▸ The input:

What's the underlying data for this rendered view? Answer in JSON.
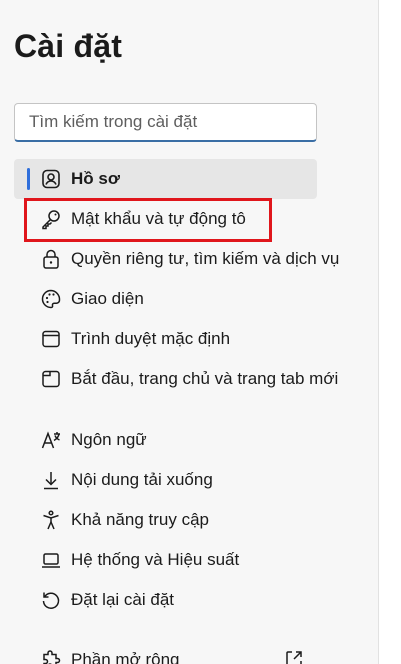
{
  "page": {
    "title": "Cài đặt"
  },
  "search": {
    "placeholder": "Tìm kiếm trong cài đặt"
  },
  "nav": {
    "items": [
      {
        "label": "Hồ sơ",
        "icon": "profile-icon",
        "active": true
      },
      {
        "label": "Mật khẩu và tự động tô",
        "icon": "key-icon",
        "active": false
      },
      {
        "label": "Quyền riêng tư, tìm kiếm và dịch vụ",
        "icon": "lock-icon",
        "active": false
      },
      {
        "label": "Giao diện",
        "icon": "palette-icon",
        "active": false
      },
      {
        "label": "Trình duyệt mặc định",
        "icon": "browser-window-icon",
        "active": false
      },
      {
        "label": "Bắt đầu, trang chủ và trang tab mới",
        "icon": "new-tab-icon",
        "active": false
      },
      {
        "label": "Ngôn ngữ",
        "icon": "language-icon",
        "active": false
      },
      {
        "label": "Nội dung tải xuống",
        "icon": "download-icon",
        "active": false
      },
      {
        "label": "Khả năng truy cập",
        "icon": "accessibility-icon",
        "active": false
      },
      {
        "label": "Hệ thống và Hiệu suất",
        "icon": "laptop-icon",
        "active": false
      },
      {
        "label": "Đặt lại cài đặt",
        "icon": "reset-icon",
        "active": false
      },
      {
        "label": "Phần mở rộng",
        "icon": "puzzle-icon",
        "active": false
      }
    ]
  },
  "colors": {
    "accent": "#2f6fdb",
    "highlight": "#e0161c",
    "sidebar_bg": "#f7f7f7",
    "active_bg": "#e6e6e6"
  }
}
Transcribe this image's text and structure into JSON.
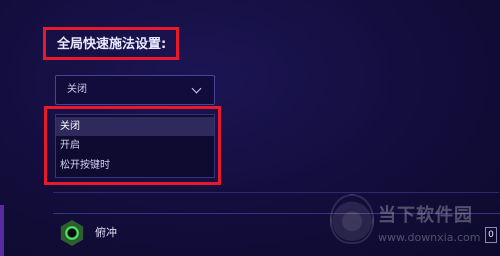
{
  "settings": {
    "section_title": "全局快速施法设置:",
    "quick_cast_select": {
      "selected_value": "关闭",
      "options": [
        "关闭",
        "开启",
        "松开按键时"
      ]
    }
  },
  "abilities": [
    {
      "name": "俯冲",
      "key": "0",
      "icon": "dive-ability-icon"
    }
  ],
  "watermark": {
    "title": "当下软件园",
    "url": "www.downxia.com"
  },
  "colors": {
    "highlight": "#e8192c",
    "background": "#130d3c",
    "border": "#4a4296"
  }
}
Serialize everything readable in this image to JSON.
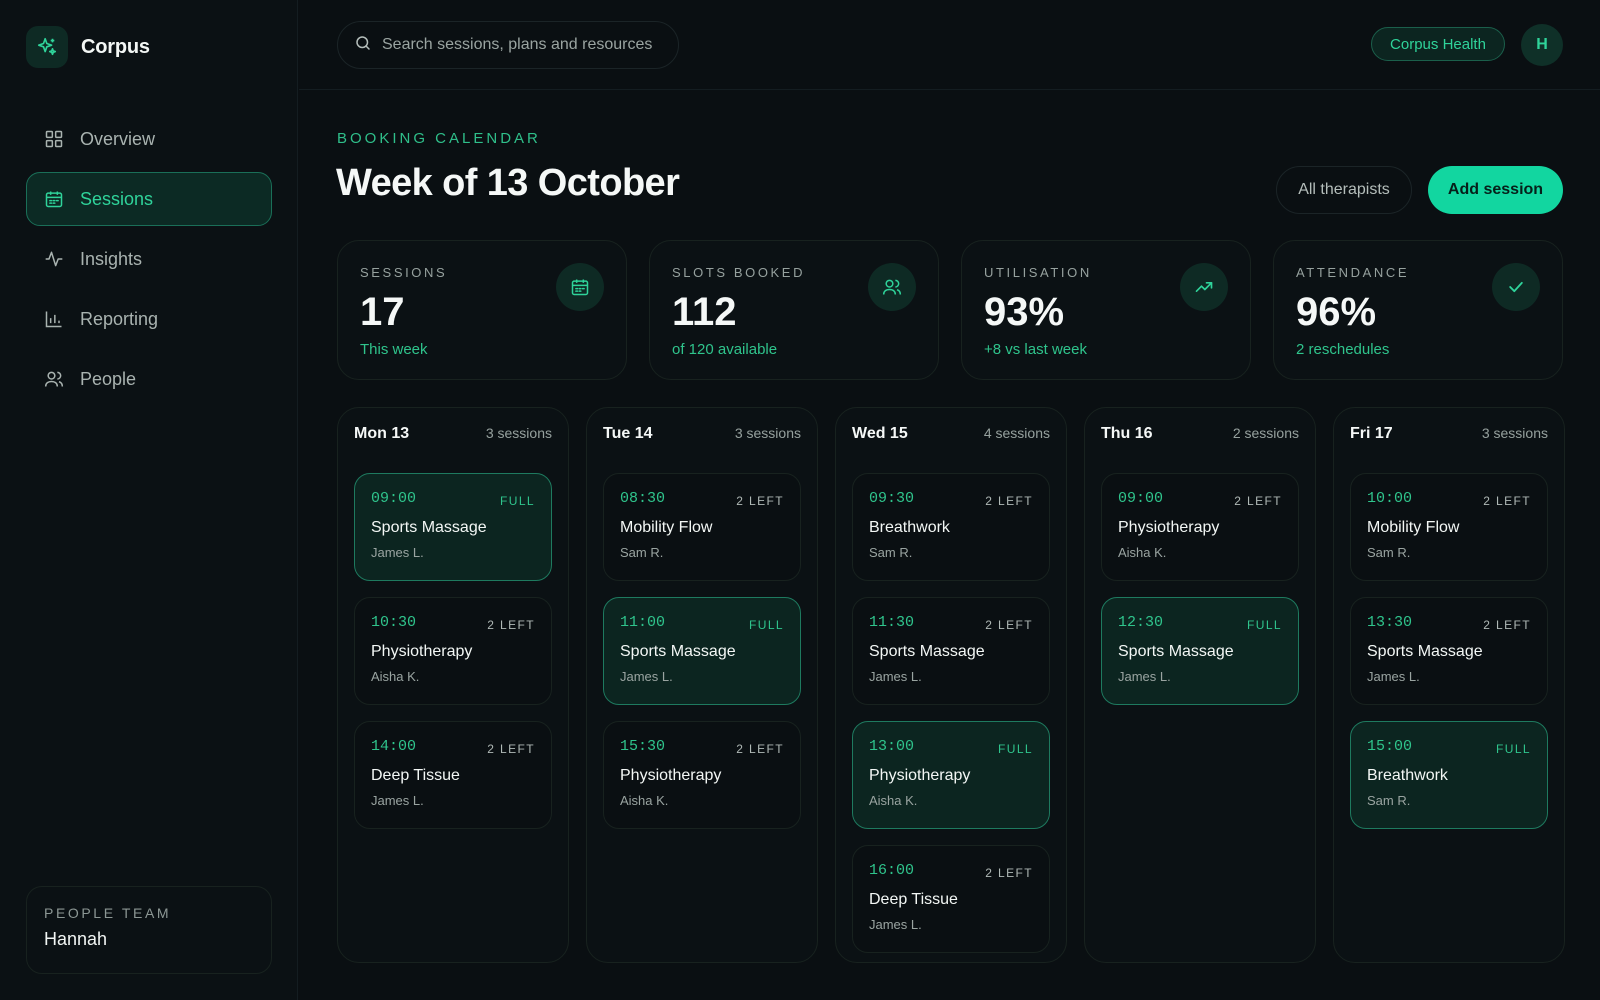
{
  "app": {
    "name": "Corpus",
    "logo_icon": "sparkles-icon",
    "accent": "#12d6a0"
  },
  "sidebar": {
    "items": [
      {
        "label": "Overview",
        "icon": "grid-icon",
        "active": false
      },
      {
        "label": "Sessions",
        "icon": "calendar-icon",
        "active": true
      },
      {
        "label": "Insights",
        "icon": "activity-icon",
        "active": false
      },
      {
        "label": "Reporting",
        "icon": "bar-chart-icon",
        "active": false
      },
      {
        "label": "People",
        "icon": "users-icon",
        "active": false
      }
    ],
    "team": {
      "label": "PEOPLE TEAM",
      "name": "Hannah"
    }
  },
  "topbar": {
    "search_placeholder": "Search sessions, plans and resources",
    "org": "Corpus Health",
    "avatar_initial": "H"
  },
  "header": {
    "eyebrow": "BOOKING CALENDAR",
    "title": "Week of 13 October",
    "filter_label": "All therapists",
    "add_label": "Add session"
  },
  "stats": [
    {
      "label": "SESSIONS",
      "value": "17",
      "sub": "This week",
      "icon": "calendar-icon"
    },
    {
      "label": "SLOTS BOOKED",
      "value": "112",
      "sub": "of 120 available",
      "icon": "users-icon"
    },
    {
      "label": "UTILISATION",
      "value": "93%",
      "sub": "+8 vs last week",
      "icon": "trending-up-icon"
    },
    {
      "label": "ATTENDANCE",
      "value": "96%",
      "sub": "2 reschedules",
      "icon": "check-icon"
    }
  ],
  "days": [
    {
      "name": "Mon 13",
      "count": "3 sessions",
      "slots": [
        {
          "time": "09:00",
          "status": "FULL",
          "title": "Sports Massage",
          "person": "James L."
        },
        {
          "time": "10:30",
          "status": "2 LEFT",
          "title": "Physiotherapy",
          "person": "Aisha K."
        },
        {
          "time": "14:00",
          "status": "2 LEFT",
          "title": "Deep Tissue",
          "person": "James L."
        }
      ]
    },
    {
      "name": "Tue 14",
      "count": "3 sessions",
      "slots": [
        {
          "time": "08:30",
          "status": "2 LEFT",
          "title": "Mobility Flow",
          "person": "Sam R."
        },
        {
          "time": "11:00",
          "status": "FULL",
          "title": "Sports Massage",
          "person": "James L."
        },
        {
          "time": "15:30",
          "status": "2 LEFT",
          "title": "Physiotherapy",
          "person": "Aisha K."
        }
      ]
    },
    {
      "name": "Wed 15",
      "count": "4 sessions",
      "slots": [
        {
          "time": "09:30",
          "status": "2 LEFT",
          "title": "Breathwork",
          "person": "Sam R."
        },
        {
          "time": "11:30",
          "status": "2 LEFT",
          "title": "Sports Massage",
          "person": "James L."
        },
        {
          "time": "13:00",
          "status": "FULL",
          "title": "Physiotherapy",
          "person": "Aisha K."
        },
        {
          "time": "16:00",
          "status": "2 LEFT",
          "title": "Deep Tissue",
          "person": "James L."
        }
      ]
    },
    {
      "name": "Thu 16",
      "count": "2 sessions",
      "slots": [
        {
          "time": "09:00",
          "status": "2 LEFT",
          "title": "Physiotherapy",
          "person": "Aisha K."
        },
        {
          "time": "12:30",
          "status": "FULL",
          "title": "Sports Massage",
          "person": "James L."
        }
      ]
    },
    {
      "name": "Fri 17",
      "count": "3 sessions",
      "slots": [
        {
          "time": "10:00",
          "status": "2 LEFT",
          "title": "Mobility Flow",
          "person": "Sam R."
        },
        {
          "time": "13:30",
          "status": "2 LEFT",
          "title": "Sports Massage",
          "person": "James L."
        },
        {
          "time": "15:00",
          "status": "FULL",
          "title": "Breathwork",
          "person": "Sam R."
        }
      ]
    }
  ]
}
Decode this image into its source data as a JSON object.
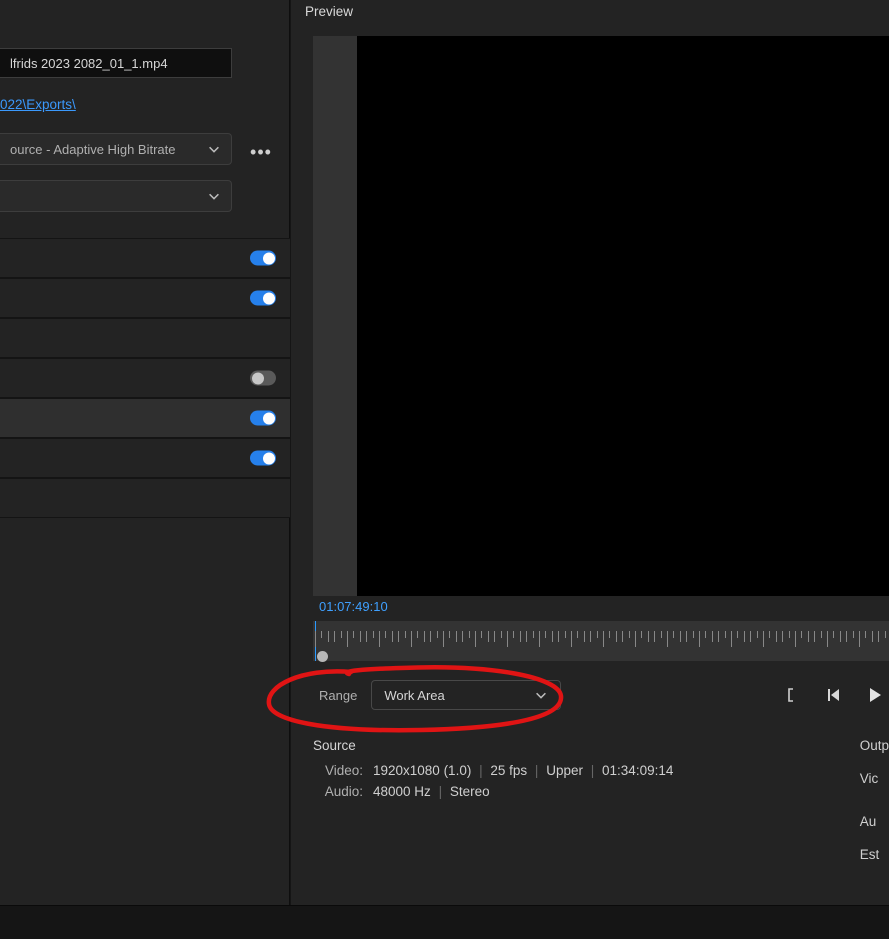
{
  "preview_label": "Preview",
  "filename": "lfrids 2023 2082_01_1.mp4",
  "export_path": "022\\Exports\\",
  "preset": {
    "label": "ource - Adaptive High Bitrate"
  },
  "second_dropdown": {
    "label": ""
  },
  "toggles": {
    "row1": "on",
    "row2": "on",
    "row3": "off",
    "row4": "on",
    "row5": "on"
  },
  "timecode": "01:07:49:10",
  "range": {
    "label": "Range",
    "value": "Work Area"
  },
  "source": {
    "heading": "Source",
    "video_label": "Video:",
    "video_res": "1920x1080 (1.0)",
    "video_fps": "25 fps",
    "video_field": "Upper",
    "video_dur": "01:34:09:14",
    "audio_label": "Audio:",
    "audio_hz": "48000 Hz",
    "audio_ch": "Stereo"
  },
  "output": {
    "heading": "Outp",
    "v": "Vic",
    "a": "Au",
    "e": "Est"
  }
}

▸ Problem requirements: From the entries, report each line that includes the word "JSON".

▸ Task result:
What's the underlying data for this rendered view? Answer in JSON.
Transcribe this image's text and structure into JSON.
Serialize everything readable in this image to JSON.
Decode this image into its source data as a JSON object.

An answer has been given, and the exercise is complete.